Open Lecture by Professor Kevin Jon Heller: The Case for "Radical Complementarity" at the ICC

In March 2015, Simone Gbagbo, the former First Lady of Côte d’Ivoire, was convicted of various crimes in a Côte d’Ivorian court and sentenced to 20 years in prison. Despite her conviction and sentence, however, the Appeals Chamber has held that her case is admissible before the International Criminal Court. This decision is very important when it comes to the application of the principle of complementarity at the ICC.

"Substantially the same conduct" basis

The national proceeding was not based on “substantially the same conduct” as the international one.  Whereas the Office of the Prosecutor (OTP/ICC) intended to prosecute Gbagbo for the crimes against humanity of murder, rape, other inhumane acts, and persecution, the Côte d’Ivorian court convicted her for the ordinary domestic crimes of disturbing the peace, organising armed gangs, and undermining state security. This presentation will argue that the Appeals Chamber’s decision in Simone Gbagbo’s case is inconsistent with the principle of complementarity – and that, in general, the ICC has used the principle to impose structural limits on national proceedings that are inconsistent with the Rome Statute and counterproductive in practice.

Radical complementarity

Professor Heller defends ‘radical complementarity’: the idea that as long as a state is making a genuine effort to bring a suspect to justice, the ICC should find his or her case inadmissible regardless of the prosecutorial strategy the state pursues, regardless of the conduct the state investigates, and regardless of the crimes the state charges.

 

The presentation will last for about 40 minutes and will be followed by Q&A session.

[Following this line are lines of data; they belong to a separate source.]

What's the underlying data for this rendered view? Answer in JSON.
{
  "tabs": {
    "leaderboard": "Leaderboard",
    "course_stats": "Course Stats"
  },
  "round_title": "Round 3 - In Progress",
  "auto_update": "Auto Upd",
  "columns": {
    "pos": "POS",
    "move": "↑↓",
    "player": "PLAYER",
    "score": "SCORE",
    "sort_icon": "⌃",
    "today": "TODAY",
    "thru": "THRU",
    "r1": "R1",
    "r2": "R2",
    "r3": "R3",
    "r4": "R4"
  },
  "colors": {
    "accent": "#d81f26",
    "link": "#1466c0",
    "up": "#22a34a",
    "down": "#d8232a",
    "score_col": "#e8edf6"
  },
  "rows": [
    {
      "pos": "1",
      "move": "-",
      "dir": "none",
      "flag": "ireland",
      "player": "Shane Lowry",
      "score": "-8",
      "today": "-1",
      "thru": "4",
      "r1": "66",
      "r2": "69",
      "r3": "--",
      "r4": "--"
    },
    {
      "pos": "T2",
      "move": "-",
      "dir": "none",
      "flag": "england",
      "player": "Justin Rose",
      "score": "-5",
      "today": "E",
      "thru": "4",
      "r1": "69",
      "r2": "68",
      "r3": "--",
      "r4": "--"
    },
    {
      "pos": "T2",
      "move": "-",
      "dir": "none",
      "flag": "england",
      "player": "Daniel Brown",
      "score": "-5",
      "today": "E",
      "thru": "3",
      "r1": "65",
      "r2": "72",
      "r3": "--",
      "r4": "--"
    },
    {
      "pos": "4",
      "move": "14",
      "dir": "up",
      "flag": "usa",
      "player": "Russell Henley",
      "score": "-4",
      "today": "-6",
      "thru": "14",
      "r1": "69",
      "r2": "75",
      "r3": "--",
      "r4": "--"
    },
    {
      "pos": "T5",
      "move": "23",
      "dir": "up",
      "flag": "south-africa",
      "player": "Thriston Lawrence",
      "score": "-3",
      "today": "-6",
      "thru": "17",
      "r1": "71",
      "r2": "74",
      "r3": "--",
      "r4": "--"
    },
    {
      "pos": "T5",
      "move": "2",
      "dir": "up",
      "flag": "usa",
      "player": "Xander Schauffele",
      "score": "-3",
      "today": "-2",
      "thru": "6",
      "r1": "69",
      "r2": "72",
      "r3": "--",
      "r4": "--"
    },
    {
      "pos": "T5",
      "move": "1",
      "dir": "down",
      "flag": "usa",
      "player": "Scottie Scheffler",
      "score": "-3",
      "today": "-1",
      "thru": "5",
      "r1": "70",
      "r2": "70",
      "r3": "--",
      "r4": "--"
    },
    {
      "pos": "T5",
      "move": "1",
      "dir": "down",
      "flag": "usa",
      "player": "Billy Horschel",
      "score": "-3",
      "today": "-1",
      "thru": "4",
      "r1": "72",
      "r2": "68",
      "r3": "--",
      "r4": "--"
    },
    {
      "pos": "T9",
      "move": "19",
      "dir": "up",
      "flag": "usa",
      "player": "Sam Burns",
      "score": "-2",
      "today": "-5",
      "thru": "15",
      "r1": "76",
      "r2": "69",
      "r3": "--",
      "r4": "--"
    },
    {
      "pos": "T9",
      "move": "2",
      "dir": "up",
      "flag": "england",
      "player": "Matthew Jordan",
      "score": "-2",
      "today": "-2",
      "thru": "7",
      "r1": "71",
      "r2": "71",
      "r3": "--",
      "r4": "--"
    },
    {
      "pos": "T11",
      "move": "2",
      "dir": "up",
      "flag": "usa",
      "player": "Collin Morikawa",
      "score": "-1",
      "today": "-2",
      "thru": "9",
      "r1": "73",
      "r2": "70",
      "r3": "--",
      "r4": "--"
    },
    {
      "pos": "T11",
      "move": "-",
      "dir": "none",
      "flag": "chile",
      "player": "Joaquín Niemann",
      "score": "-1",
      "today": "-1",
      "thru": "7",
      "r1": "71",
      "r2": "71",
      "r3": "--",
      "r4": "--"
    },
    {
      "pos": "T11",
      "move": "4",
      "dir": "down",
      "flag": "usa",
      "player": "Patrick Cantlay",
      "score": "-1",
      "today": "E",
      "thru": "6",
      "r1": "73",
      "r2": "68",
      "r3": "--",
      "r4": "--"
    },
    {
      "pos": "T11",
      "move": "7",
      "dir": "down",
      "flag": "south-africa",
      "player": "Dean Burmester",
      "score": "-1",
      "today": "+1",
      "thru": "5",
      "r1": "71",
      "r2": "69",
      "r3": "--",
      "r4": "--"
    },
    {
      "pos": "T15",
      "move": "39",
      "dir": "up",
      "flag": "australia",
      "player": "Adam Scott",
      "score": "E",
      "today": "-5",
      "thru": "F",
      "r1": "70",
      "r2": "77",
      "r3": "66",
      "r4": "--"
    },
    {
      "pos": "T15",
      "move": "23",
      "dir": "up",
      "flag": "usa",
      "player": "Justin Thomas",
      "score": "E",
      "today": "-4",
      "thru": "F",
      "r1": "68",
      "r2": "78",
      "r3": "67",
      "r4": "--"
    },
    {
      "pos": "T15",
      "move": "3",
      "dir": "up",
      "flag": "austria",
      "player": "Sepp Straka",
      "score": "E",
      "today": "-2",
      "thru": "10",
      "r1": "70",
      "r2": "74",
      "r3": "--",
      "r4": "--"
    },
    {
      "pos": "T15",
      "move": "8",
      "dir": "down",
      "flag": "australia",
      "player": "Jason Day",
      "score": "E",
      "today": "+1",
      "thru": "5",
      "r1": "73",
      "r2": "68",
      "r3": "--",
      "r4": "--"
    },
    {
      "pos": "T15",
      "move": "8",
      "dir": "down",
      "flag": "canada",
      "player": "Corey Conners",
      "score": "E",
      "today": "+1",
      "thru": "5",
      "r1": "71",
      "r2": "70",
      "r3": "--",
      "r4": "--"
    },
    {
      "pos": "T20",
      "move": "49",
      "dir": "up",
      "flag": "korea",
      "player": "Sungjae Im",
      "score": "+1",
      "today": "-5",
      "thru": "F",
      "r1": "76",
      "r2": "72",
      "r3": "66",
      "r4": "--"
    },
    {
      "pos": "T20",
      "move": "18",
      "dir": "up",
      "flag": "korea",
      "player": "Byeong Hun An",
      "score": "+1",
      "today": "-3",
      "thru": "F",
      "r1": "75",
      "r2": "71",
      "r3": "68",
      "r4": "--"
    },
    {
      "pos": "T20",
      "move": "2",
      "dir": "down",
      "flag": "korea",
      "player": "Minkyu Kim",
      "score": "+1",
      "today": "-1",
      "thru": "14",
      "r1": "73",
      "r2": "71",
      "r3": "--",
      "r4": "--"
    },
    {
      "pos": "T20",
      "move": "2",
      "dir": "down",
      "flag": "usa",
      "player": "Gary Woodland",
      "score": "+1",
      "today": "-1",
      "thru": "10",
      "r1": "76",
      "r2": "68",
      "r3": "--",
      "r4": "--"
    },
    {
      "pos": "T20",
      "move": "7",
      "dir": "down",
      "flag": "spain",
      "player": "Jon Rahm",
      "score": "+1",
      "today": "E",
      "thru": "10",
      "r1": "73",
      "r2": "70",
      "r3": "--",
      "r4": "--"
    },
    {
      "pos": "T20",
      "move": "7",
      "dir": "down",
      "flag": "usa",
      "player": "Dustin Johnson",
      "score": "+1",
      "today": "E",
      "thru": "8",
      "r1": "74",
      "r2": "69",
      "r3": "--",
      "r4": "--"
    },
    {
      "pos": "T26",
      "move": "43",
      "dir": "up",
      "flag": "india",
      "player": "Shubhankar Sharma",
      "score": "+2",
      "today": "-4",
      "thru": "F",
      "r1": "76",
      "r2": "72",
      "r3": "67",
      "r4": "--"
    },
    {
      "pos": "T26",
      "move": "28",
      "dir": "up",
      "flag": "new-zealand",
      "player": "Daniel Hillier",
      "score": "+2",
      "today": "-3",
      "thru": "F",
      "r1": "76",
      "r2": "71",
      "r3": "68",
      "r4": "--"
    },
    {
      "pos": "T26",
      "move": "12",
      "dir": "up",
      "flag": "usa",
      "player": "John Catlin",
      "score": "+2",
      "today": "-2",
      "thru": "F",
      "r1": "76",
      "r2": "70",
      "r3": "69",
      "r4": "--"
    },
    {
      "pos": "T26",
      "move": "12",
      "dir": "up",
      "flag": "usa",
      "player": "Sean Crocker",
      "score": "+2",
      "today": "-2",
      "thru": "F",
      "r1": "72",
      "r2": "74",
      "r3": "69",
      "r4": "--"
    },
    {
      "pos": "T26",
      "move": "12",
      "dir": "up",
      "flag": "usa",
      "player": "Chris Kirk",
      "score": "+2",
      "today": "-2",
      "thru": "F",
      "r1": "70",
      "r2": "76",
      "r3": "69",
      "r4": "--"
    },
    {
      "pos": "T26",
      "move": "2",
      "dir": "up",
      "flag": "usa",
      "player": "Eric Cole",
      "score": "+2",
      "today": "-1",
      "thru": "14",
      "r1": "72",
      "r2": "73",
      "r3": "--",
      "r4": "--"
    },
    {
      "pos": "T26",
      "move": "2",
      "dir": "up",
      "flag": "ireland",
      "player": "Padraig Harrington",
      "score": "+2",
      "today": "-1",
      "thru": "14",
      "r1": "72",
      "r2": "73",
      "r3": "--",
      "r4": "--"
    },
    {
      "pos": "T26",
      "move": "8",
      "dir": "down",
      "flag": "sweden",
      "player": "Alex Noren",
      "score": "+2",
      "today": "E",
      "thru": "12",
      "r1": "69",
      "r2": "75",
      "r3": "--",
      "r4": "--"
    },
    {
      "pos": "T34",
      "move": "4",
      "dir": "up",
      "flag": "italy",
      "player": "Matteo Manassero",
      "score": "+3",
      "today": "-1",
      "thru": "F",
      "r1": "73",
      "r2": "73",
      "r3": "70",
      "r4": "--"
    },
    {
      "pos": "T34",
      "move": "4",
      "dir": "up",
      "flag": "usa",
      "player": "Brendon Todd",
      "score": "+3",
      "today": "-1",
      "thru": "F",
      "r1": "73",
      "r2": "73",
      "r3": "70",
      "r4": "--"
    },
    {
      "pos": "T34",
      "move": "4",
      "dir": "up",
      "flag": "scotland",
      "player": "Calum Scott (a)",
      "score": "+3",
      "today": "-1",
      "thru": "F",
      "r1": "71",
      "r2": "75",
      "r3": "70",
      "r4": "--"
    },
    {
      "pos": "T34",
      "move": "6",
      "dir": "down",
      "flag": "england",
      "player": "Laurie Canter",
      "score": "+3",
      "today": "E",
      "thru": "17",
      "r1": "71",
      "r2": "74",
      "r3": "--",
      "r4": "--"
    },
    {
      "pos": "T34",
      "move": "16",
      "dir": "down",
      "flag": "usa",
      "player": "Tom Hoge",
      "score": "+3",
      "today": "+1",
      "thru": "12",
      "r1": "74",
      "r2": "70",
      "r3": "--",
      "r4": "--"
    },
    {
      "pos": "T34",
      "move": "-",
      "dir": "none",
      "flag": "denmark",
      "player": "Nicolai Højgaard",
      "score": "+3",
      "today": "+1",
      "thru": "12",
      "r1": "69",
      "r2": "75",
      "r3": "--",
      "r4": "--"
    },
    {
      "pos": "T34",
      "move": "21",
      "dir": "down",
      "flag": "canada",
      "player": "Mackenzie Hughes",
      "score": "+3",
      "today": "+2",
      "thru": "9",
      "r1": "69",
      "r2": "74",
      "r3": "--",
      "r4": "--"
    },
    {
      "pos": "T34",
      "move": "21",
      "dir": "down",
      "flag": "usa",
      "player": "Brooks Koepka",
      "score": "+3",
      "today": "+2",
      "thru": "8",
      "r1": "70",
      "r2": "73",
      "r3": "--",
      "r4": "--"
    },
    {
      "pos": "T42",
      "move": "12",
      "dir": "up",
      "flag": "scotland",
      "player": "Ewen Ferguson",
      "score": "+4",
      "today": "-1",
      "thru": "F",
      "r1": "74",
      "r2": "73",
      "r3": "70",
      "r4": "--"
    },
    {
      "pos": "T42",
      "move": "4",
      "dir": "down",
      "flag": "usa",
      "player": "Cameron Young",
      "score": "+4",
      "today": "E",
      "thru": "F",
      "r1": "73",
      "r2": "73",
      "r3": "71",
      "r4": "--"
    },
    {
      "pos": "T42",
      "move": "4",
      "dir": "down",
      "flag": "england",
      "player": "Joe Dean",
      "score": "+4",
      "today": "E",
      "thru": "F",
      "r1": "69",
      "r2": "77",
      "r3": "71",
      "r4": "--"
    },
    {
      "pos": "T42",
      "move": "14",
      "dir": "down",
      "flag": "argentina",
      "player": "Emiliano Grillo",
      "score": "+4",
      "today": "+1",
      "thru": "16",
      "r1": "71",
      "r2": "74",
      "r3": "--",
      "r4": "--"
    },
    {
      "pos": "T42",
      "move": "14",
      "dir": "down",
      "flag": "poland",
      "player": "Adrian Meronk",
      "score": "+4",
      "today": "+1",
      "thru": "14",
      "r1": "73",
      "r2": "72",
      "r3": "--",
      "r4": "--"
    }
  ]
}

For any questions regarding this open lecture, please contact Gentian Zyberi

Published Jan. 15, 2016 3:58 PM - Last modified Jan. 19, 2016 12:59 PM